Exercise prompt: Write out the records beneath this line exactly as they appear, minus any images.

Data to use:
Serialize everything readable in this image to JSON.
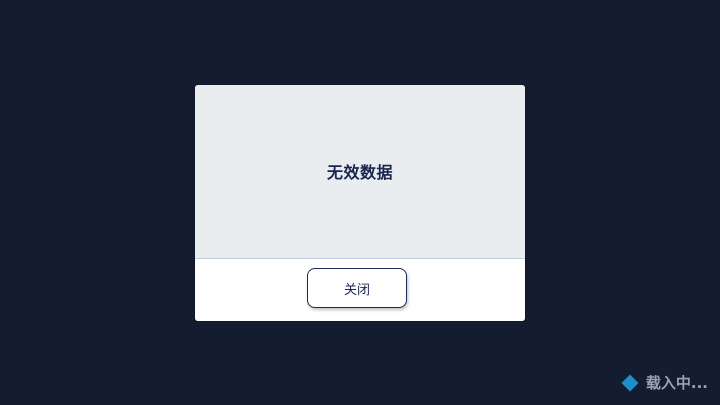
{
  "dialog": {
    "message": "无效数据",
    "close_label": "关闭"
  },
  "loading": {
    "label": "载入中...",
    "icon": "diamond-icon"
  },
  "colors": {
    "background": "#141d30",
    "dialog_body": "#e9edf0",
    "text": "#1a2550",
    "accent": "#1d8fc9",
    "loading_text": "#9aa3ae"
  }
}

Solved exercise:
Serialize everything readable in this image to JSON.
{
  "dialog": {
    "message": "无效数据",
    "close_label": "关闭"
  },
  "loading": {
    "label": "载入中...",
    "icon": "diamond-icon"
  },
  "colors": {
    "background": "#141d30",
    "dialog_body": "#e9edf0",
    "text": "#1a2550",
    "accent": "#1d8fc9",
    "loading_text": "#9aa3ae"
  }
}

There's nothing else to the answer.